- DIRECTIONS -
Out of the records below, copy all lines in which the word "territoriali" occurs.

Content starts

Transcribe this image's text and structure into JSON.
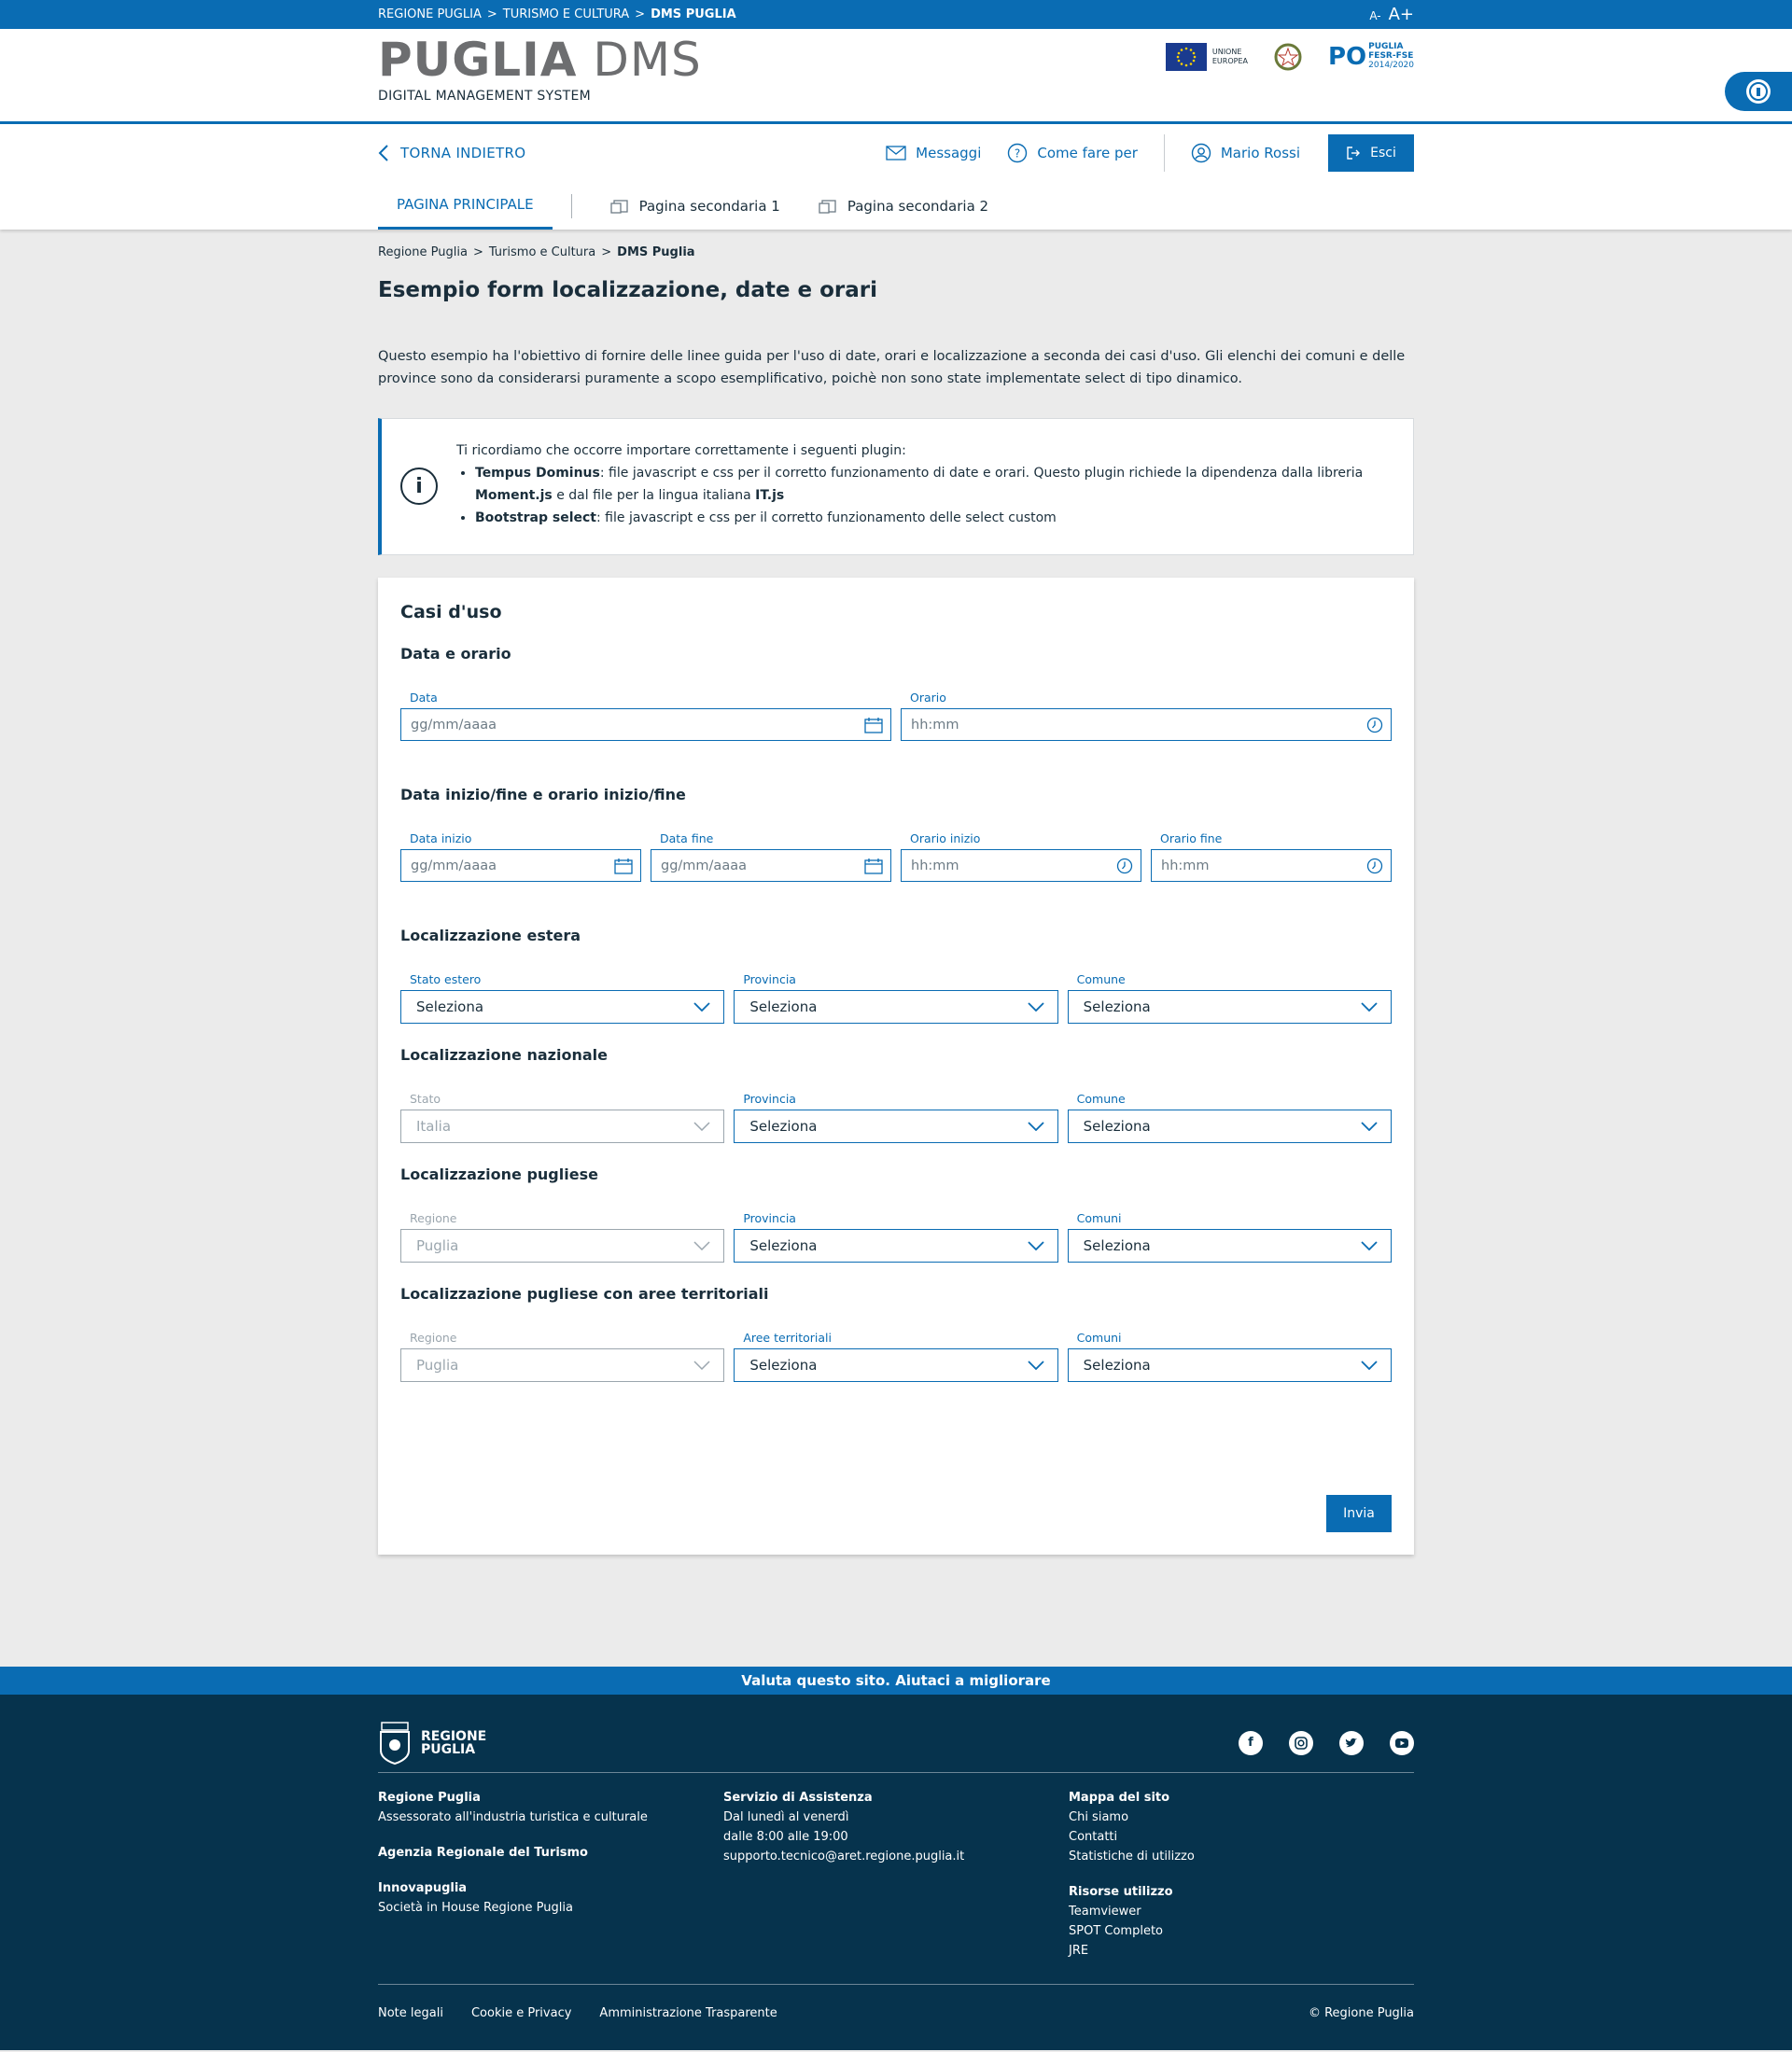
{
  "topbar": {
    "crumbs": [
      "REGIONE PUGLIA",
      "TURISMO E CULTURA",
      "DMS PUGLIA"
    ],
    "sep": ">",
    "font_smaller": "A-",
    "font_larger": "A+"
  },
  "header": {
    "logo_bold": "PUGLIA",
    "logo_light": "DMS",
    "logo_sub": "DIGITAL MANAGEMENT SYSTEM",
    "eu_line1": "UNIONE",
    "eu_line2": "EUROPEA",
    "po_letter": "PO",
    "po_line1": "PUGLIA",
    "po_line2": "FESR-FSE",
    "po_line3": "2014/2020"
  },
  "nav": {
    "back_label": "TORNA INDIETRO",
    "messages_label": "Messaggi",
    "howto_label": "Come fare per",
    "user_label": "Mario Rossi",
    "logout_label": "Esci",
    "tabs": [
      {
        "label": "PAGINA PRINCIPALE",
        "active": true
      },
      {
        "label": "Pagina secondaria 1",
        "active": false
      },
      {
        "label": "Pagina secondaria 2",
        "active": false
      }
    ]
  },
  "breadcrumb": [
    "Regione Puglia",
    "Turismo e Cultura",
    "DMS Puglia"
  ],
  "breadcrumb_sep": ">",
  "page": {
    "title": "Esempio form localizzazione, date e orari",
    "intro": "Questo esempio ha l'obiettivo di fornire delle linee guida per l'uso di date, orari e localizzazione a seconda dei casi d'uso. Gli elenchi dei comuni e delle province sono da considerarsi puramente a scopo esemplificativo, poichè non sono state implementate select di tipo dinamico."
  },
  "info": {
    "lead": "Ti ricordiamo che occorre importare correttamente i seguenti plugin:",
    "item1_bold": "Tempus Dominus",
    "item1_text": ": file javascript e css per il corretto funzionamento di date e orari. Questo plugin richiede la dipendenza dalla libreria ",
    "item1_bold2": "Moment.js",
    "item1_text2": " e dal file per la lingua italiana ",
    "item1_bold3": "IT.js",
    "item2_bold": "Bootstrap select",
    "item2_text": ": file javascript e css per il corretto funzionamento delle select custom"
  },
  "form": {
    "title": "Casi d'uso",
    "s1_title": "Data e orario",
    "s1_fields": [
      {
        "label": "Data",
        "placeholder": "gg/mm/aaaa"
      },
      {
        "label": "Orario",
        "placeholder": "hh:mm"
      }
    ],
    "s2_title": "Data inizio/fine e orario inizio/fine",
    "s2_fields": [
      {
        "label": "Data inizio",
        "placeholder": "gg/mm/aaaa"
      },
      {
        "label": "Data fine",
        "placeholder": "gg/mm/aaaa"
      },
      {
        "label": "Orario inizio",
        "placeholder": "hh:mm"
      },
      {
        "label": "Orario fine",
        "placeholder": "hh:mm"
      }
    ],
    "s3_title": "Localizzazione estera",
    "s3_fields": [
      {
        "label": "Stato estero",
        "value": "Seleziona"
      },
      {
        "label": "Provincia",
        "value": "Seleziona"
      },
      {
        "label": "Comune",
        "value": "Seleziona"
      }
    ],
    "s4_title": "Localizzazione nazionale",
    "s4_fields": [
      {
        "label": "Stato",
        "value": "Italia"
      },
      {
        "label": "Provincia",
        "value": "Seleziona"
      },
      {
        "label": "Comune",
        "value": "Seleziona"
      }
    ],
    "s5_title": "Localizzazione pugliese",
    "s5_fields": [
      {
        "label": "Regione",
        "value": "Puglia"
      },
      {
        "label": "Provincia",
        "value": "Seleziona"
      },
      {
        "label": "Comuni",
        "value": "Seleziona"
      }
    ],
    "s6_title": "Localizzazione pugliese con aree territoriali",
    "s6_fields": [
      {
        "label": "Regione",
        "value": "Puglia"
      },
      {
        "label": "Aree territoriali",
        "value": "Seleziona"
      },
      {
        "label": "Comuni",
        "value": "Seleziona"
      }
    ],
    "submit_label": "Invia"
  },
  "footer": {
    "feedback": "Valuta questo sito. Aiutaci a migliorare",
    "logo_line1": "REGIONE",
    "logo_line2": "PUGLIA",
    "col1": {
      "h1": "Regione Puglia",
      "t1": "Assessorato all'industria turistica e culturale",
      "h2": "Agenzia Regionale del Turismo",
      "h3": "Innovapuglia",
      "t3": "Società in House Regione Puglia"
    },
    "col2": {
      "h1": "Servizio di Assistenza",
      "l1": "Dal lunedì al venerdì",
      "l2": "dalle 8:00 alle 19:00",
      "l3": "supporto.tecnico@aret.regione.puglia.it"
    },
    "col3": {
      "h1": "Mappa del sito",
      "l1": "Chi siamo",
      "l2": "Contatti",
      "l3": "Statistiche di utilizzo",
      "h2": "Risorse utilizzo",
      "l4": "Teamviewer",
      "l5": "SPOT Completo",
      "l6": "JRE"
    },
    "links": [
      "Note legali",
      "Cookie e Privacy",
      "Amministrazione Trasparente"
    ],
    "copyright": "© Regione Puglia"
  },
  "colors": {
    "primary": "#0a6cb3",
    "footer_bg": "#06334d",
    "text": "#1a2e3b",
    "page_bg": "#ebebeb"
  }
}
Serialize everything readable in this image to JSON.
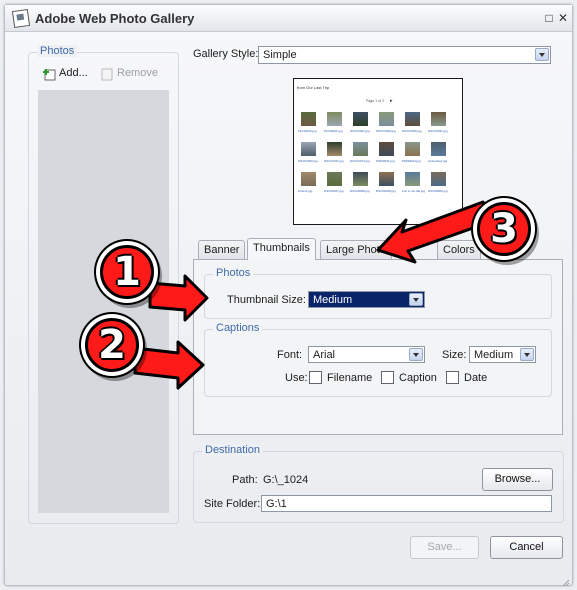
{
  "window": {
    "title": "Adobe Web Photo Gallery"
  },
  "photos": {
    "label": "Photos",
    "add_label": "Add...",
    "remove_label": "Remove"
  },
  "gallery_style": {
    "label": "Gallery Style:",
    "value": "Simple"
  },
  "preview": {
    "heading": "from Our Last Trip",
    "pager": "Page 1 of 2",
    "captions": [
      "P1010016.jpg",
      "P1010021.jpg",
      "DSCF0021.jpg",
      "DSCF0029.jpg",
      "DSCF0030.jpg",
      "DSCF0031.jpg",
      "DSCF0032.jpg",
      "DSCF0072.jpg",
      "DSCF0074.jpg",
      "P9290031.jpg",
      "P9290034.jpg",
      "writesched.jpg",
      "writes1.jpg",
      "DSC00007.jpg",
      "DSC00089.jpg",
      "DSC00099.jpg",
      "Fun in the lab.jpg",
      "DSC00082.jpg"
    ]
  },
  "tabs": [
    "Banner",
    "Thumbnails",
    "Large Photo",
    "Colors"
  ],
  "thumbnails": {
    "photos_group": "Photos",
    "size_label": "Thumbnail Size:",
    "size_value": "Medium",
    "captions_group": "Captions",
    "font_label": "Font:",
    "font_value": "Arial",
    "fontsize_label": "Size:",
    "fontsize_value": "Medium",
    "use_label": "Use:",
    "filename_label": "Filename",
    "caption_label": "Caption",
    "date_label": "Date"
  },
  "destination": {
    "label": "Destination",
    "path_label": "Path:",
    "path_value": "G:\\_1024",
    "browse_label": "Browse...",
    "site_folder_label": "Site Folder:",
    "site_folder_value": "G:\\1"
  },
  "footer": {
    "save_label": "Save...",
    "cancel_label": "Cancel"
  },
  "markers": [
    "1",
    "2",
    "3"
  ],
  "colors": {
    "marker": "#ff1a1a",
    "group_label": "#3f6aa8",
    "selection": "#0a246a"
  }
}
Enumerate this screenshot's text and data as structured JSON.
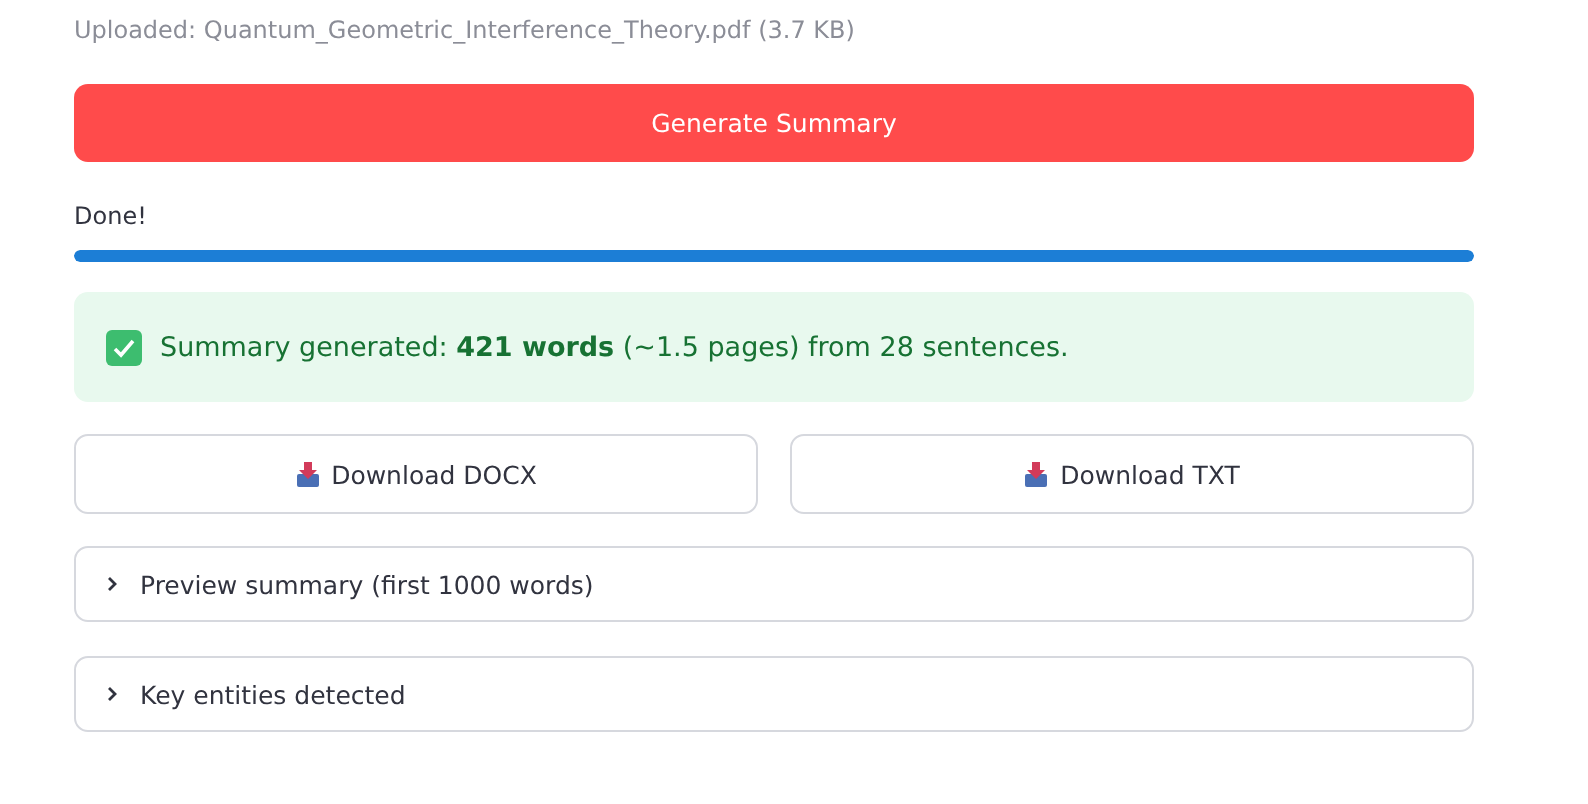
{
  "upload_caption": "Uploaded: Quantum_Geometric_Interference_Theory.pdf (3.7 KB)",
  "generate_button": "Generate Summary",
  "progress": {
    "label": "Done!",
    "level": 1
  },
  "success": {
    "message": "Summary generated: **421 words** (~1.5 pages) from 28 sentences."
  },
  "download_buttons": [
    "Download DOCX",
    "Download TXT"
  ],
  "expanders": [
    {
      "label": "Preview summary (first 1000 words)",
      "expanded": false
    },
    {
      "label": "Key entities detected",
      "expanded": false
    }
  ]
}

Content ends

- FINISHED TASK -
    "s6_title": "Localizzazione pugliese con aree territoriali",
        "label": "Aree territoriali",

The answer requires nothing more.